And across town in their Potrero Hill apartment, Barb and Yonas, their eyes rimmed with red, so near to us yet so far away, were absently picking at their dinner while their baby ate heartily. They had known since early that afternoon that something was seriously wrong. Yonas had come home early, and he and Barb had prayed clear through until they could pray no more, while Amira was napping.
And somewhere across town, Ray and Bruno stood side by side, afraid to look at each other, and wept.

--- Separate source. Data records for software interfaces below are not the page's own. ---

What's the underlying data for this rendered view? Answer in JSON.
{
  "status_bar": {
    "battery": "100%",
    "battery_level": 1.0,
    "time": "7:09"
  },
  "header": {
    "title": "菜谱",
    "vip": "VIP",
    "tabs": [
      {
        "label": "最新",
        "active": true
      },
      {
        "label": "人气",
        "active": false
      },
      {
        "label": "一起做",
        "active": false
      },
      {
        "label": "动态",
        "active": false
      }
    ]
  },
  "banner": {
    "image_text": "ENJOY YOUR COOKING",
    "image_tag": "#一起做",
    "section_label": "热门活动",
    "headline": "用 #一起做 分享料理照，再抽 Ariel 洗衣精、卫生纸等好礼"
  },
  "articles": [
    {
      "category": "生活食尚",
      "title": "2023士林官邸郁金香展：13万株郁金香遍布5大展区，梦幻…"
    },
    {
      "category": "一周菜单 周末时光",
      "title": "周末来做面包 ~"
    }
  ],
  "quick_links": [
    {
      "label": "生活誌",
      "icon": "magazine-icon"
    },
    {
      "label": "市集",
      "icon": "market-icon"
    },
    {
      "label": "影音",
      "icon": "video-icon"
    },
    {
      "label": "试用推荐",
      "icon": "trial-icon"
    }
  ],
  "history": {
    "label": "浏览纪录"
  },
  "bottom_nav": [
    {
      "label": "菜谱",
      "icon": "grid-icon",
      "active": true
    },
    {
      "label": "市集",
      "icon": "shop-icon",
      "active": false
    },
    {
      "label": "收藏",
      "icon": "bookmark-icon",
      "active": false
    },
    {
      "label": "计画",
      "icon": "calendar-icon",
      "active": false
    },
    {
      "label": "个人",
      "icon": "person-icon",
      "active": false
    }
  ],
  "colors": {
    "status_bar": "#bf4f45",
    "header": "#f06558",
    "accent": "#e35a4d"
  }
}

It hardly seemed any time had passed at all since the great hole had opened up in the world. Still, only days later, Bob and Russ and I found ourselves standing together amidst a cluster of patrons at Toad Hall and watched still another hole ripped in the firmament, right there on national television, ripped right down the middle of where it all began.
My mayor was dead, shot, and Harvey Milk with him.
And there was Bruno, standing inside the flickering box behind the gallant Feinstein who stood in the gap, blood still on her hands from where she’d held my mayor’s heart together gamely as long as she could. There was Bruno, weeping as if his heart would break.
So came childhood’s end. Each of us had struck out on our own and landed in some corner of the universe. We had experimented with flight in our unique ways, and had found the height at which we fell from the sky, wings dripping with wax, a few of us even learning to correct our course before we crashed to earth.
And we had discovered that the best answer to gravity was to embrace it with arms open wide, digging deep into the earth instead of fighting it – holding on to each other, staying rooted and deep until a day came when we would rise up together without trying, opalescent and undulating, effortless and free, into the light.